EXERCISE INSTRUCTIONS.
Where an entry contains a picture, omit the picture and repeat the rest exactly.

◇ ◇ ◇ ◇ ◇ ◇ ◇

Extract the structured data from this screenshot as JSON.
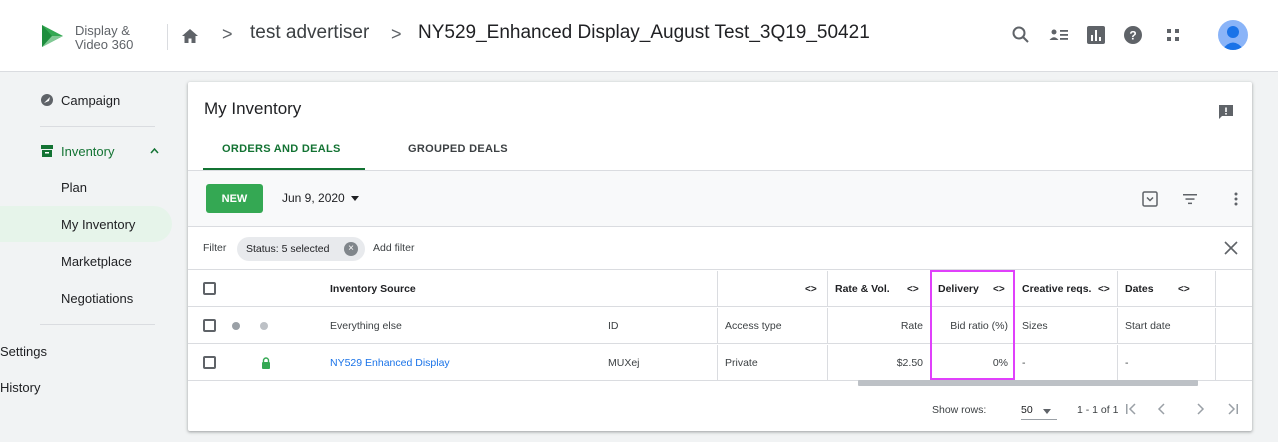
{
  "app": {
    "name_line1": "Display &",
    "name_line2": "Video 360"
  },
  "breadcrumb": {
    "advertiser": "test advertiser",
    "campaign": "NY529_Enhanced Display_August Test_3Q19_50421",
    "separator": ">"
  },
  "header_icons": [
    "search-icon",
    "account-switch-icon",
    "reports-icon",
    "help-icon",
    "apps-grid-icon",
    "avatar"
  ],
  "sidebar": {
    "campaign": "Campaign",
    "inventory": "Inventory",
    "items": [
      {
        "label": "Plan"
      },
      {
        "label": "My Inventory"
      },
      {
        "label": "Marketplace"
      },
      {
        "label": "Negotiations"
      }
    ],
    "settings": "Settings",
    "history": "History"
  },
  "page": {
    "title": "My Inventory",
    "tabs": [
      {
        "label": "ORDERS AND DEALS"
      },
      {
        "label": "GROUPED DEALS"
      }
    ]
  },
  "toolbar": {
    "new_label": "NEW",
    "date": "Jun 9, 2020"
  },
  "filter": {
    "label": "Filter",
    "chip": "Status: 5 selected",
    "add": "Add filter"
  },
  "table": {
    "group_headers": {
      "inventory_source": "Inventory Source",
      "arrows": "<>",
      "rate_vol": "Rate & Vol.",
      "delivery": "Delivery",
      "creative": "Creative reqs.",
      "dates": "Dates"
    },
    "columns": {
      "name": "Everything else",
      "id": "ID",
      "access": "Access type",
      "rate": "Rate",
      "bid_ratio": "Bid ratio (%)",
      "sizes": "Sizes",
      "start": "Start date"
    },
    "rows": [
      {
        "name": "NY529 Enhanced Display",
        "id": "MUXej",
        "access": "Private",
        "rate": "$2.50",
        "bid_ratio": "0%",
        "sizes": "-",
        "start": "-"
      }
    ]
  },
  "footer": {
    "show_rows": "Show rows:",
    "rows_value": "50",
    "range": "1 - 1 of 1"
  },
  "colors": {
    "accent_green": "#137333",
    "button_green": "#34a853",
    "link_blue": "#1a73e8",
    "highlight": "#e040fb"
  }
}
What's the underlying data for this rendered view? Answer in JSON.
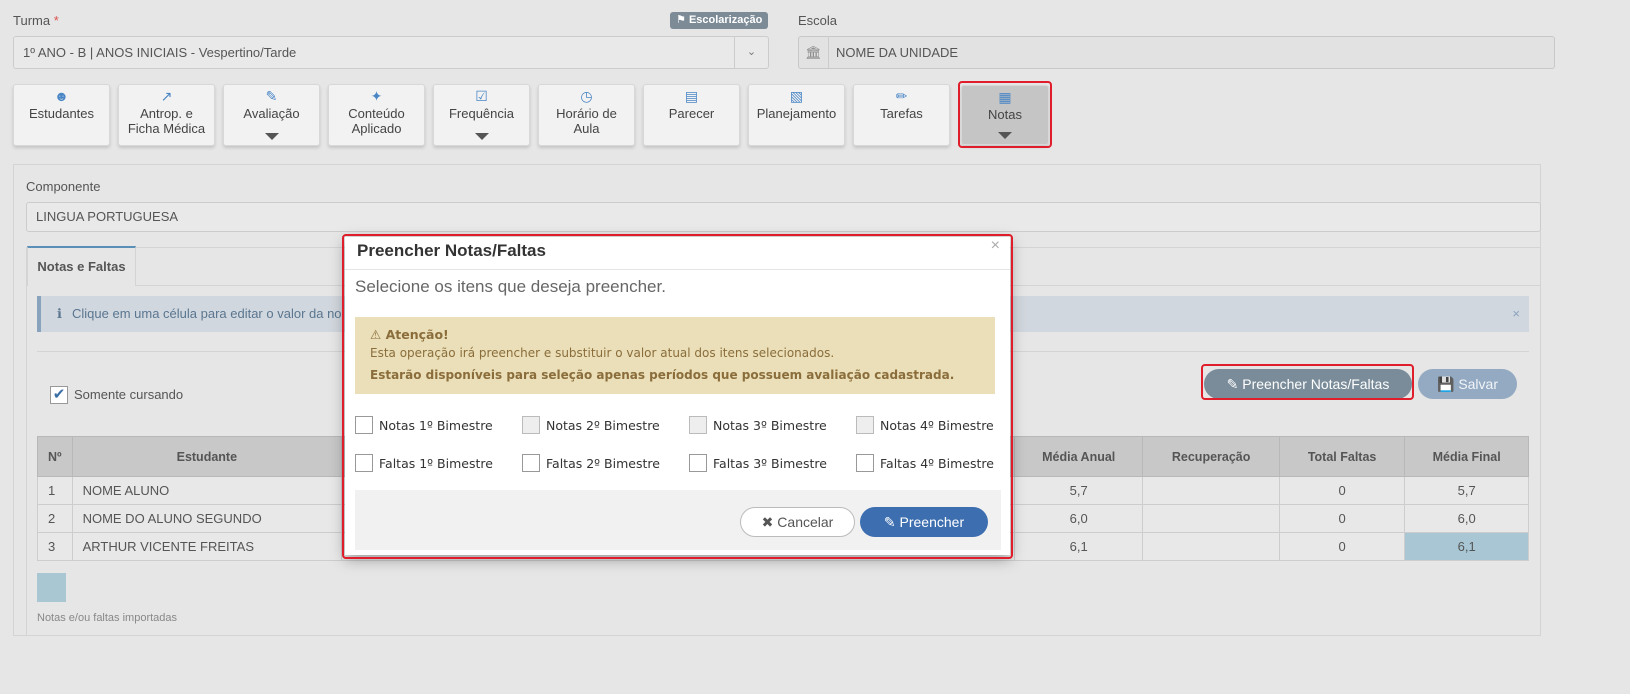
{
  "header": {
    "turma_label": "Turma",
    "required_mark": "*",
    "turma_value": "1º ANO - B | ANOS INICIAIS - Vespertino/Tarde",
    "escolarizacao_badge": "Escolarização",
    "escola_label": "Escola",
    "escola_value": "NOME DA UNIDADE"
  },
  "toolbar": {
    "estudantes": "Estudantes",
    "antrop_line1": "Antrop. e",
    "antrop_line2": "Ficha Médica",
    "avaliacao": "Avaliação",
    "conteudo_line1": "Conteúdo",
    "conteudo_line2": "Aplicado",
    "frequencia": "Frequência",
    "horario_line1": "Horário de",
    "horario_line2": "Aula",
    "parecer": "Parecer",
    "planejamento": "Planejamento",
    "tarefas": "Tarefas",
    "notas": "Notas"
  },
  "main": {
    "componente_label": "Componente",
    "componente_value": "LINGUA PORTUGUESA",
    "tab_label": "Notas e Faltas",
    "info_text": "Clique em uma célula para editar o valor da no",
    "somente_cursando": "Somente cursando",
    "fill_button": "Preencher Notas/Faltas",
    "save_button": "Salvar",
    "legend_text": "Notas e/ou faltas importadas"
  },
  "table": {
    "headers": {
      "num": "Nº",
      "estudante": "Estudante",
      "media_anual": "Média Anual",
      "recuperacao": "Recuperação",
      "total_faltas": "Total Faltas",
      "media_final": "Média Final"
    },
    "rows": [
      {
        "num": "1",
        "name": "NOME ALUNO",
        "media_anual": "5,7",
        "recuperacao": "",
        "total_faltas": "0",
        "media_final": "5,7"
      },
      {
        "num": "2",
        "name": "NOME DO ALUNO SEGUNDO",
        "media_anual": "6,0",
        "recuperacao": "",
        "total_faltas": "0",
        "media_final": "6,0"
      },
      {
        "num": "3",
        "name": "ARTHUR VICENTE FREITAS",
        "media_anual": "6,1",
        "recuperacao": "",
        "total_faltas": "0",
        "media_final": "6,1"
      }
    ]
  },
  "modal": {
    "title": "Preencher Notas/Faltas",
    "close": "×",
    "subtitle": "Selecione os itens que deseja preencher.",
    "warning_title": "Atenção!",
    "warning_line1": "Esta operação irá preencher e substituir o valor atual dos itens selecionados.",
    "warning_line2": "Estarão disponíveis para seleção apenas períodos que possuem avaliação cadastrada.",
    "checks": {
      "n1": "Notas 1º Bimestre",
      "n2": "Notas 2º Bimestre",
      "n3": "Notas 3º Bimestre",
      "n4": "Notas 4º Bimestre",
      "f1": "Faltas 1º Bimestre",
      "f2": "Faltas 2º Bimestre",
      "f3": "Faltas 3º Bimestre",
      "f4": "Faltas 4º Bimestre"
    },
    "cancel": "Cancelar",
    "submit": "Preencher"
  },
  "colors": {
    "accent": "#3d6fb0",
    "highlight_outline": "#e01e2b",
    "warning_bg": "#eadfb8",
    "low_grade": "#a2313c",
    "ok_grade": "#4a79a8"
  }
}
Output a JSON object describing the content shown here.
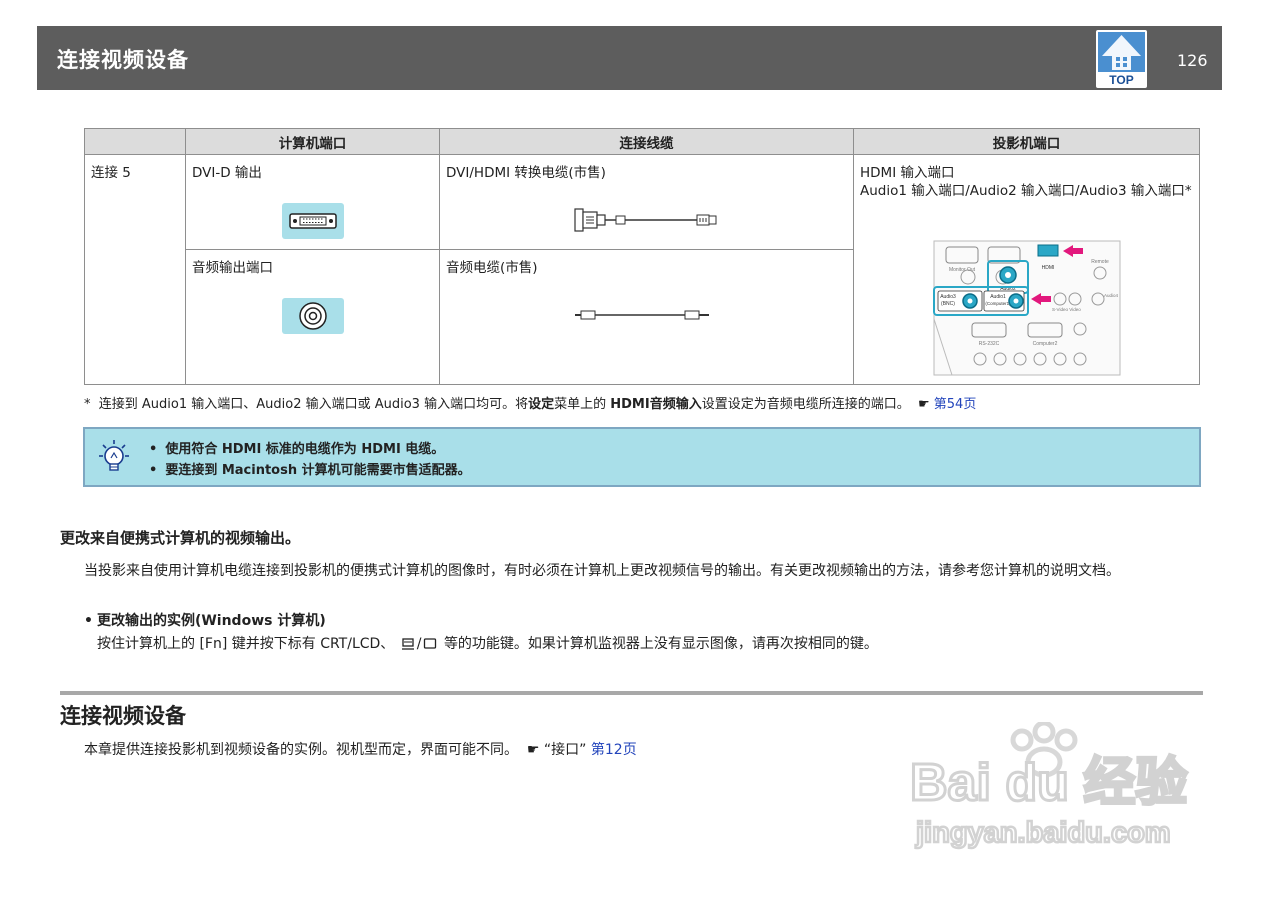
{
  "header": {
    "title": "连接视频设备",
    "top_label": "TOP",
    "page_number": "126"
  },
  "table": {
    "headers": [
      "",
      "计算机端口",
      "连接线缆",
      "投影机端口"
    ],
    "row_label": "连接 5",
    "pc_port_1": "DVI-D 输出",
    "cable_1": "DVI/HDMI 转换电缆(市售)",
    "projector_port_line1": "HDMI 输入端口",
    "projector_port_line2": "Audio1 输入端口/Audio2 输入端口/Audio3 输入端口*",
    "pc_port_2": "音频输出端口",
    "cable_2": "音频电缆(市售)",
    "panel_labels": {
      "monitor_out": "Monitor Out",
      "hdmi": "HDMI",
      "remote": "Remote",
      "audio1": "Audio1",
      "audio2": "Audio2",
      "audio3": "Audio3",
      "bnc": "(BNC)",
      "computer1": "(Computer1)",
      "video": "Video",
      "svideo": "S-Video",
      "audio4": "Audio4",
      "rs232c": "RS-232C",
      "computer2": "Computer2"
    }
  },
  "footnote": {
    "star": "*",
    "text1": "连接到 Audio1 输入端口、Audio2 输入端口或 Audio3 输入端口均可。将",
    "bold1": "设定",
    "text2": "菜单上的 ",
    "bold2": "HDMI音频输入",
    "text3": "设置设定为音频电缆所连接的端口。",
    "pointer": "☛",
    "link": "第54页"
  },
  "tips": [
    "使用符合 HDMI 标准的电缆作为 HDMI 电缆。",
    "要连接到 Macintosh 计算机可能需要市售适配器。"
  ],
  "section": {
    "heading": "更改来自便携式计算机的视频输出。",
    "paragraph": "当投影来自使用计算机电缆连接到投影机的便携式计算机的图像时，有时必须在计算机上更改视频信号的输出。有关更改视频输出的方法，请参考您计算机的说明文档。",
    "bullet_title": "更改输出的实例(Windows 计算机)",
    "bullet_body_1": "按住计算机上的 [Fn] 键并按下标有 CRT/LCD、",
    "bullet_body_sep": "/",
    "bullet_body_2": "等的功能键。如果计算机监视器上没有显示图像，请再次按相同的键。"
  },
  "chapter": {
    "heading": "连接视频设备",
    "intro": "本章提供连接投影机到视频设备的实例。视机型而定，界面可能不同。",
    "pointer": "☛",
    "ref": "“接口”",
    "link": "第12页"
  },
  "watermark": {
    "line1": "Bai du 经验",
    "line2": "jingyan.baidu.com"
  }
}
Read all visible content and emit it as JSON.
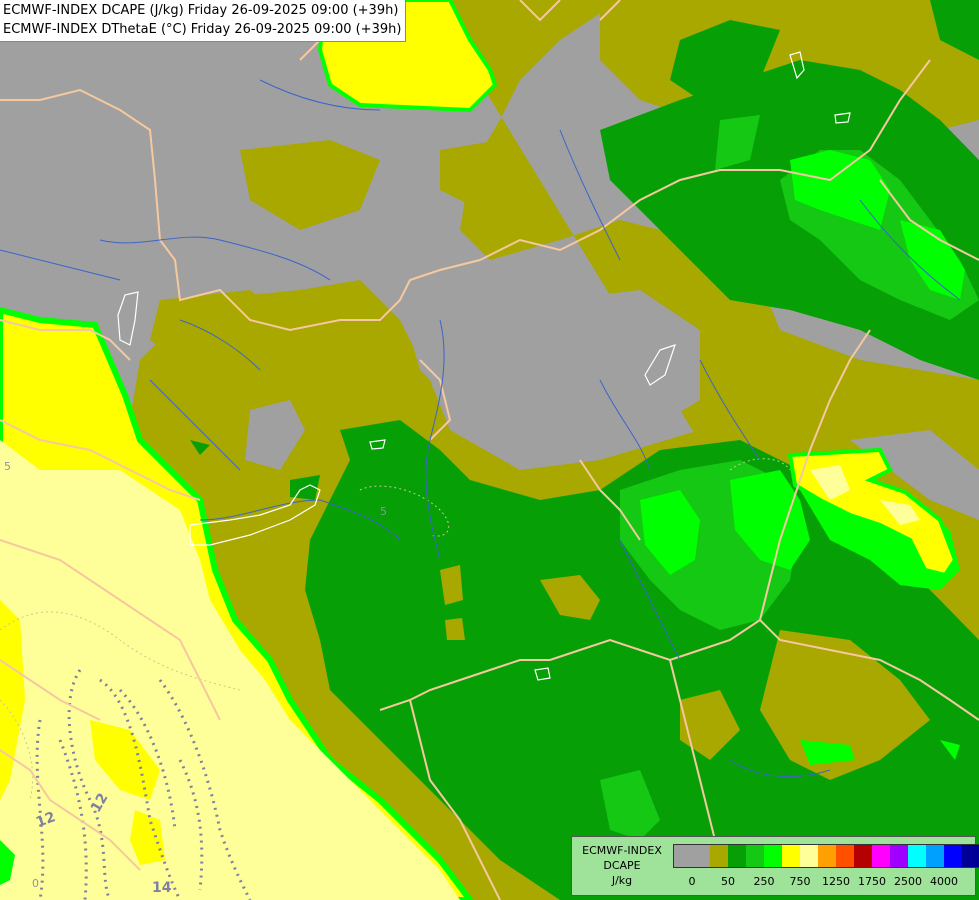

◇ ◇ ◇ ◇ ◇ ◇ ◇

THE ANSWER.
Extract the structured data from this screenshot as JSON.
{
  "app": {
    "name_line1": "Display &",
    "name_line2": "Video 360"
  },
  "breadcrumb": {
    "advertiser": "test advertiser",
    "campaign": "NY529_Enhanced Display_August Test_3Q19_50421",
    "separator": ">"
  },
  "header_icons": [
    "search-icon",
    "account-switch-icon",
    "reports-icon",
    "help-icon",
    "apps-grid-icon",
    "avatar"
  ],
  "sidebar": {
    "campaign": "Campaign",
    "inventory": "Inventory",
    "items": [
      {
        "label": "Plan"
      },
      {
        "label": "My Inventory"
      },
      {
        "label": "Marketplace"
      },
      {
        "label": "Negotiations"
      }
    ],
    "settings": "Settings",
    "history": "History"
  },
  "page": {
    "title": "My Inventory",
    "tabs": [
      {
        "label": "ORDERS AND DEALS"
      },
      {
        "label": "GROUPED DEALS"
      }
    ]
  },
  "toolbar": {
    "new_label": "NEW",
    "date": "Jun 9, 2020"
  },
  "filter": {
    "label": "Filter",
    "chip": "Status: 5 selected",
    "add": "Add filter"
  },
  "table": {
    "group_headers": {
      "inventory_source": "Inventory Source",
      "arrows": "<>",
      "rate_vol": "Rate & Vol.",
      "delivery": "Delivery",
      "creative": "Creative reqs.",
      "dates": "Dates"
    },
    "columns": {
      "name": "Everything else",
      "id": "ID",
      "access": "Access type",
      "rate": "Rate",
      "bid_ratio": "Bid ratio (%)",
      "sizes": "Sizes",
      "start": "Start date"
    },
    "rows": [
      {
        "name": "NY529 Enhanced Display",
        "id": "MUXej",
        "access": "Private",
        "rate": "$2.50",
        "bid_ratio": "0%",
        "sizes": "-",
        "start": "-"
      }
    ]
  },
  "footer": {
    "show_rows": "Show rows:",
    "rows_value": "50",
    "range": "1 - 1 of 1"
  },
  "colors": {
    "accent_green": "#137333",
    "button_green": "#34a853",
    "link_blue": "#1a73e8",
    "highlight": "#e040fb"
  }
}
What's the underlying data for this rendered view? Answer in JSON.
{
  "header": {
    "turma_label": "Turma",
    "required_mark": "*",
    "turma_value": "1º ANO - B | ANOS INICIAIS - Vespertino/Tarde",
    "escolarizacao_badge": "Escolarização",
    "escola_label": "Escola",
    "escola_value": "NOME DA UNIDADE"
  },
  "toolbar": {
    "estudantes": "Estudantes",
    "antrop_line1": "Antrop. e",
    "antrop_line2": "Ficha Médica",
    "avaliacao": "Avaliação",
    "conteudo_line1": "Conteúdo",
    "conteudo_line2": "Aplicado",
    "frequencia": "Frequência",
    "horario_line1": "Horário de",
    "horario_line2": "Aula",
    "parecer": "Parecer",
    "planejamento": "Planejamento",
    "tarefas": "Tarefas",
    "notas": "Notas"
  },
  "main": {
    "componente_label": "Componente",
    "componente_value": "LINGUA PORTUGUESA",
    "tab_label": "Notas e Faltas",
    "info_text": "Clique em uma célula para editar o valor da no",
    "somente_cursando": "Somente cursando",
    "fill_button": "Preencher Notas/Faltas",
    "save_button": "Salvar",
    "legend_text": "Notas e/ou faltas importadas"
  },
  "table": {
    "headers": {
      "num": "Nº",
      "estudante": "Estudante",
      "media_anual": "Média Anual",
      "recuperacao": "Recuperação",
      "total_faltas": "Total Faltas",
      "media_final": "Média Final"
    },
    "rows": [
      {
        "num": "1",
        "name": "NOME ALUNO",
        "media_anual": "5,7",
        "recuperacao": "",
        "total_faltas": "0",
        "media_final": "5,7"
      },
      {
        "num": "2",
        "name": "NOME DO ALUNO SEGUNDO",
        "media_anual": "6,0",
        "recuperacao": "",
        "total_faltas": "0",
        "media_final": "6,0"
      },
      {
        "num": "3",
        "name": "ARTHUR VICENTE FREITAS",
        "media_anual": "6,1",
        "recuperacao": "",
        "total_faltas": "0",
        "media_final": "6,1"
      }
    ]
  },
  "modal": {
    "title": "Preencher Notas/Faltas",
    "close": "×",
    "subtitle": "Selecione os itens que deseja preencher.",
    "warning_title": "Atenção!",
    "warning_line1": "Esta operação irá preencher e substituir o valor atual dos itens selecionados.",
    "warning_line2": "Estarão disponíveis para seleção apenas períodos que possuem avaliação cadastrada.",
    "checks": {
      "n1": "Notas 1º Bimestre",
      "n2": "Notas 2º Bimestre",
      "n3": "Notas 3º Bimestre",
      "n4": "Notas 4º Bimestre",
      "f1": "Faltas 1º Bimestre",
      "f2": "Faltas 2º Bimestre",
      "f3": "Faltas 3º Bimestre",
      "f4": "Faltas 4º Bimestre"
    },
    "cancel": "Cancelar",
    "submit": "Preencher"
  },
  "colors": {
    "accent": "#3d6fb0",
    "highlight_outline": "#e01e2b",
    "warning_bg": "#eadfb8",
    "low_grade": "#a2313c",
    "ok_grade": "#4a79a8"
  }
}
Output a JSON object describing the content shown here.
{
  "header": {
    "title": "连接视频设备",
    "top_label": "TOP",
    "page_number": "126"
  },
  "table": {
    "headers": [
      "",
      "计算机端口",
      "连接线缆",
      "投影机端口"
    ],
    "row_label": "连接 5",
    "pc_port_1": "DVI-D 输出",
    "cable_1": "DVI/HDMI 转换电缆(市售)",
    "projector_port_line1": "HDMI 输入端口",
    "projector_port_line2": "Audio1 输入端口/Audio2 输入端口/Audio3 输入端口*",
    "pc_port_2": "音频输出端口",
    "cable_2": "音频电缆(市售)",
    "panel_labels": {
      "monitor_out": "Monitor Out",
      "hdmi": "HDMI",
      "remote": "Remote",
      "audio1": "Audio1",
      "audio2": "Audio2",
      "audio3": "Audio3",
      "bnc": "(BNC)",
      "computer1": "(Computer1)",
      "video": "Video",
      "svideo": "S-Video",
      "audio4": "Audio4",
      "rs232c": "RS-232C",
      "computer2": "Computer2"
    }
  },
  "footnote": {
    "star": "*",
    "text1": "连接到 Audio1 输入端口、Audio2 输入端口或 Audio3 输入端口均可。将",
    "bold1": "设定",
    "text2": "菜单上的 ",
    "bold2": "HDMI音频输入",
    "text3": "设置设定为音频电缆所连接的端口。",
    "pointer": "☛",
    "link": "第54页"
  },
  "tips": [
    "使用符合 HDMI 标准的电缆作为 HDMI 电缆。",
    "要连接到 Macintosh 计算机可能需要市售适配器。"
  ],
  "section": {
    "heading": "更改来自便携式计算机的视频输出。",
    "paragraph": "当投影来自使用计算机电缆连接到投影机的便携式计算机的图像时，有时必须在计算机上更改视频信号的输出。有关更改视频输出的方法，请参考您计算机的说明文档。",
    "bullet_title": "更改输出的实例(Windows 计算机)",
    "bullet_body_1": "按住计算机上的 [Fn] 键并按下标有 CRT/LCD、",
    "bullet_body_sep": "/",
    "bullet_body_2": "等的功能键。如果计算机监视器上没有显示图像，请再次按相同的键。"
  },
  "chapter": {
    "heading": "连接视频设备",
    "intro": "本章提供连接投影机到视频设备的实例。视机型而定，界面可能不同。",
    "pointer": "☛",
    "ref": "“接口”",
    "link": "第12页"
  },
  "watermark": {
    "line1": "Bai du 经验",
    "line2": "jingyan.baidu.com"
  }
}
Read all visible content and emit it as JSON.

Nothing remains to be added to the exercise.